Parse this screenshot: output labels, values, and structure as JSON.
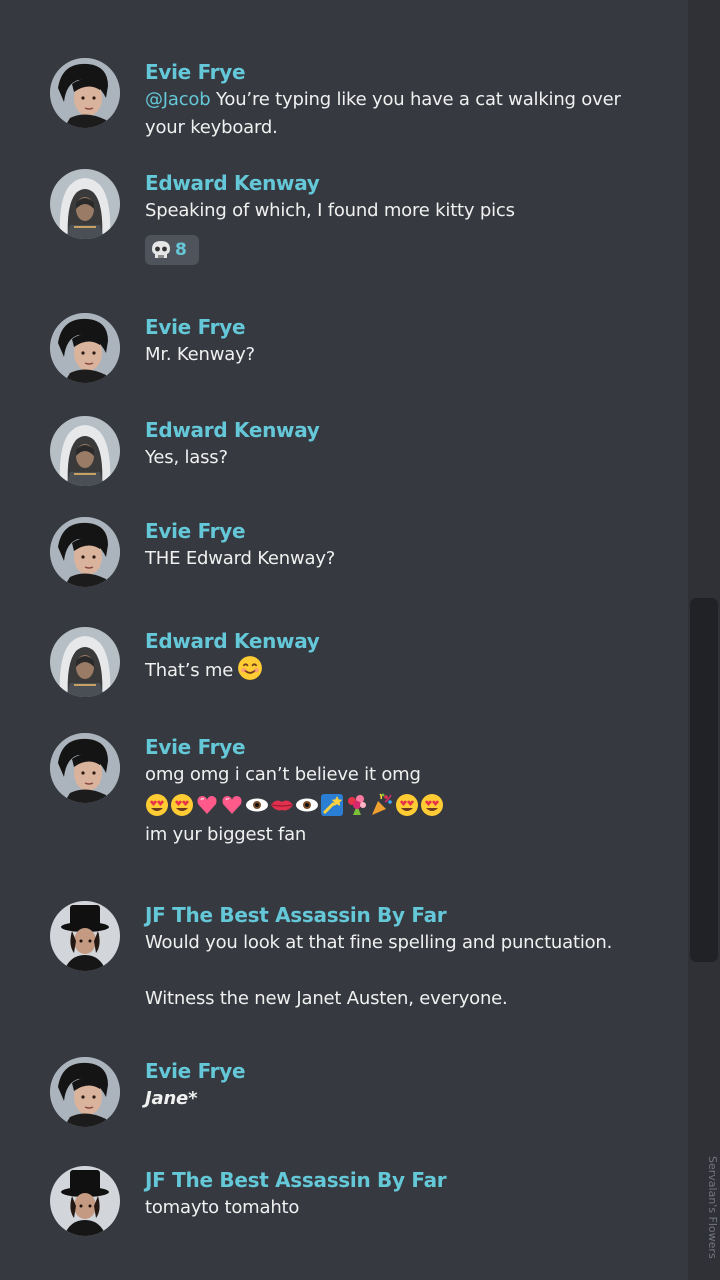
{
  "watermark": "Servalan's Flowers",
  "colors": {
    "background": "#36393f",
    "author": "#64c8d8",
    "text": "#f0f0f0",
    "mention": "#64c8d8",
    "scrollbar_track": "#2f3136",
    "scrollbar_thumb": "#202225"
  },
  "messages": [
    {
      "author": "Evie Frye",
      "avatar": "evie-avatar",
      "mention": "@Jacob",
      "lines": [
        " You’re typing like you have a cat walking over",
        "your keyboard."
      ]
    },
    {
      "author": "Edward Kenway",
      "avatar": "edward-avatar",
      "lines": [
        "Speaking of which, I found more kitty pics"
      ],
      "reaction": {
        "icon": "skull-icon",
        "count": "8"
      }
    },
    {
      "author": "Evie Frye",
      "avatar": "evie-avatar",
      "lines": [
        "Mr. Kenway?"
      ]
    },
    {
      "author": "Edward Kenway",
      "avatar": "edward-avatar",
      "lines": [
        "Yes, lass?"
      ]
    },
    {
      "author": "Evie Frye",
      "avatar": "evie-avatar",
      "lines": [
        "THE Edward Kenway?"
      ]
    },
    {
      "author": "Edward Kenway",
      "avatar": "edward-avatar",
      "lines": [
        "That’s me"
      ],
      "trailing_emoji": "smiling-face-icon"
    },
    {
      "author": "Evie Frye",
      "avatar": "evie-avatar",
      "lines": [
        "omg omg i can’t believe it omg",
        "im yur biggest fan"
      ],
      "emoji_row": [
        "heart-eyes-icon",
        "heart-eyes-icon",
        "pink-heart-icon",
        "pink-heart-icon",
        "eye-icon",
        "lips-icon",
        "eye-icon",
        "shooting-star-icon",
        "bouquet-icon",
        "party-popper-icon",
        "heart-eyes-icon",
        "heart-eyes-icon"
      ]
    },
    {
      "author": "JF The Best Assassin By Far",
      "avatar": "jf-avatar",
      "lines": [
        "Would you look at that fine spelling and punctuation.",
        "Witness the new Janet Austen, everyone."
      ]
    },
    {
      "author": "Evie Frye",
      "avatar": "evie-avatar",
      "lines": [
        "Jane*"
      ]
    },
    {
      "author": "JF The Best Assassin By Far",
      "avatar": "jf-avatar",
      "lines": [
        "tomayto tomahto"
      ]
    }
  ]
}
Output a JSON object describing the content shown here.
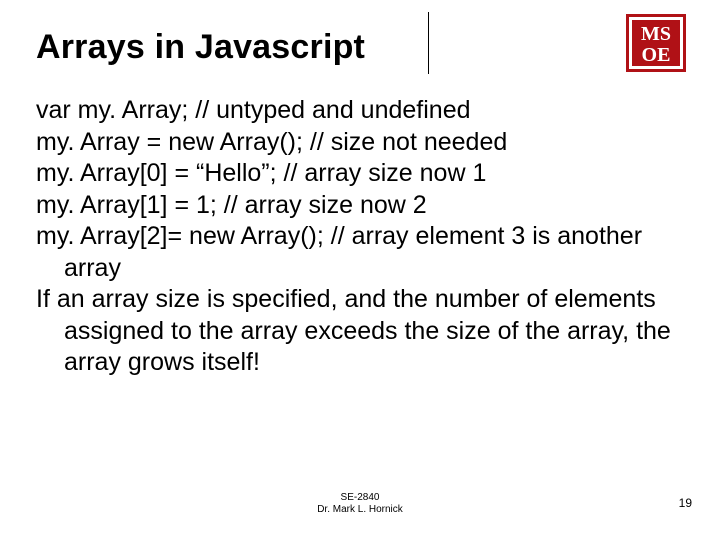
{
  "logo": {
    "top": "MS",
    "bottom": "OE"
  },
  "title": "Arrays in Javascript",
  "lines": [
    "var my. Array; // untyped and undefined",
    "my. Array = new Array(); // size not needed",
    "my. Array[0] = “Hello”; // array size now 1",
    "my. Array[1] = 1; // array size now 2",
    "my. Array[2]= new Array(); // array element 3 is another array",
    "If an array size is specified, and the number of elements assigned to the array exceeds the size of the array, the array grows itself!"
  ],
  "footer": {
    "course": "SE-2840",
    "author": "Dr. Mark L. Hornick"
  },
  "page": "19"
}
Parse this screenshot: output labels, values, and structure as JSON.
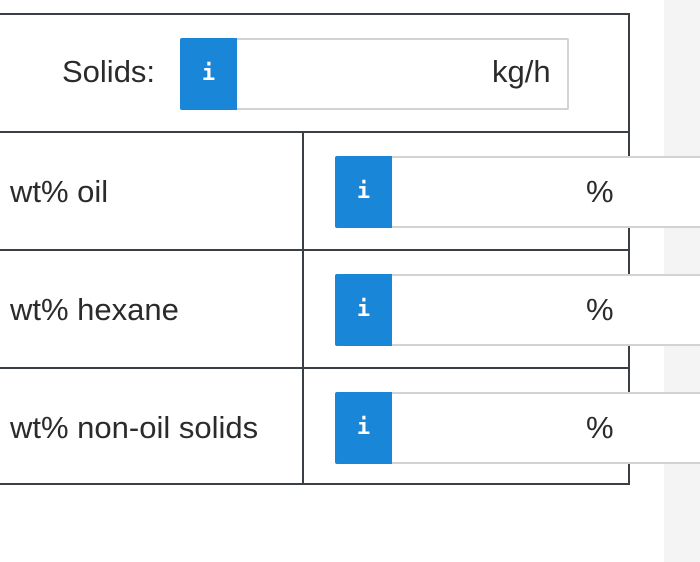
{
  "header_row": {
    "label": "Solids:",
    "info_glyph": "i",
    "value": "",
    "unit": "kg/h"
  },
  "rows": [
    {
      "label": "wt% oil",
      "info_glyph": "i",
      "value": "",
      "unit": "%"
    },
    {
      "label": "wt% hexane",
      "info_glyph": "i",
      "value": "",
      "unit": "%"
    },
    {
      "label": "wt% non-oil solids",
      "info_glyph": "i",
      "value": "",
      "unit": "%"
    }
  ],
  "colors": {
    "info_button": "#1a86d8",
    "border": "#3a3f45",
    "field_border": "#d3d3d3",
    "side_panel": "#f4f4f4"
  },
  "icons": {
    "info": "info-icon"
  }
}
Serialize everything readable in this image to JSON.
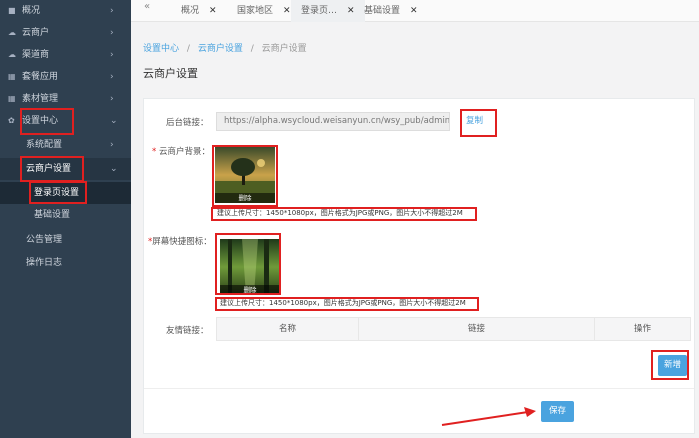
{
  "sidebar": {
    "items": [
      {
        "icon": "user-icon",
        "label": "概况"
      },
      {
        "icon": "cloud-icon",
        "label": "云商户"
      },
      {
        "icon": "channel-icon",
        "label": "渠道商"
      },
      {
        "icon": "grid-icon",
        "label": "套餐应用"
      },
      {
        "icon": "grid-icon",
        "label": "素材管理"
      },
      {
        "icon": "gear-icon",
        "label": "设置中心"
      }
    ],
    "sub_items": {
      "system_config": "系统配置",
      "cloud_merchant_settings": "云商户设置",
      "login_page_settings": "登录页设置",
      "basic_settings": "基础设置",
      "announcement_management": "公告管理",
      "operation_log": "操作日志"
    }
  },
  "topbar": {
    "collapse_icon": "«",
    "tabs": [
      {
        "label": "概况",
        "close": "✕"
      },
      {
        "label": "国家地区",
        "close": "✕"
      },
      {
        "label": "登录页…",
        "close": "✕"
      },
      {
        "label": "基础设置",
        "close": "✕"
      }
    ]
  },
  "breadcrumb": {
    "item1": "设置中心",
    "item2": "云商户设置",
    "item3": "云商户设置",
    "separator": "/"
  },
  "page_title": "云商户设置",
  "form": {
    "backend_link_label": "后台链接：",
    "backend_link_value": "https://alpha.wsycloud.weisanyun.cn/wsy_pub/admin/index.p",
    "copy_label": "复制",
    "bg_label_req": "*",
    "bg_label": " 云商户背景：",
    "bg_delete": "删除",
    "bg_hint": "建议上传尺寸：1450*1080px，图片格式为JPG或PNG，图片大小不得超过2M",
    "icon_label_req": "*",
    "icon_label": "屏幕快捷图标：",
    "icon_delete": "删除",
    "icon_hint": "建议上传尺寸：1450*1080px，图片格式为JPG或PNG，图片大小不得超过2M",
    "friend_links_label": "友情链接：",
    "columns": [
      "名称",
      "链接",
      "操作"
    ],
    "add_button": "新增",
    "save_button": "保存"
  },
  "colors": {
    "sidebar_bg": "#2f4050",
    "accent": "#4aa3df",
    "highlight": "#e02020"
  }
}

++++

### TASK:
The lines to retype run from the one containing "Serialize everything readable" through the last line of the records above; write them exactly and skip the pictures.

### WRITTEN SOLUTION:
Serialize everything readable in this image to JSON.
{
  "sidebar": {
    "items": [
      {
        "icon": "user-icon",
        "label": "概况"
      },
      {
        "icon": "cloud-icon",
        "label": "云商户"
      },
      {
        "icon": "channel-icon",
        "label": "渠道商"
      },
      {
        "icon": "grid-icon",
        "label": "套餐应用"
      },
      {
        "icon": "grid-icon",
        "label": "素材管理"
      },
      {
        "icon": "gear-icon",
        "label": "设置中心"
      }
    ],
    "sub_items": {
      "system_config": "系统配置",
      "cloud_merchant_settings": "云商户设置",
      "login_page_settings": "登录页设置",
      "basic_settings": "基础设置",
      "announcement_management": "公告管理",
      "operation_log": "操作日志"
    }
  },
  "topbar": {
    "collapse_icon": "«",
    "tabs": [
      {
        "label": "概况",
        "close": "✕"
      },
      {
        "label": "国家地区",
        "close": "✕"
      },
      {
        "label": "登录页…",
        "close": "✕"
      },
      {
        "label": "基础设置",
        "close": "✕"
      }
    ]
  },
  "breadcrumb": {
    "item1": "设置中心",
    "item2": "云商户设置",
    "item3": "云商户设置",
    "separator": "/"
  },
  "page_title": "云商户设置",
  "form": {
    "backend_link_label": "后台链接：",
    "backend_link_value": "https://alpha.wsycloud.weisanyun.cn/wsy_pub/admin/index.p",
    "copy_label": "复制",
    "bg_label_req": "*",
    "bg_label": " 云商户背景：",
    "bg_delete": "删除",
    "bg_hint": "建议上传尺寸：1450*1080px，图片格式为JPG或PNG，图片大小不得超过2M",
    "icon_label_req": "*",
    "icon_label": "屏幕快捷图标：",
    "icon_delete": "删除",
    "icon_hint": "建议上传尺寸：1450*1080px，图片格式为JPG或PNG，图片大小不得超过2M",
    "friend_links_label": "友情链接：",
    "columns": [
      "名称",
      "链接",
      "操作"
    ],
    "add_button": "新增",
    "save_button": "保存"
  },
  "colors": {
    "sidebar_bg": "#2f4050",
    "accent": "#4aa3df",
    "highlight": "#e02020"
  }
}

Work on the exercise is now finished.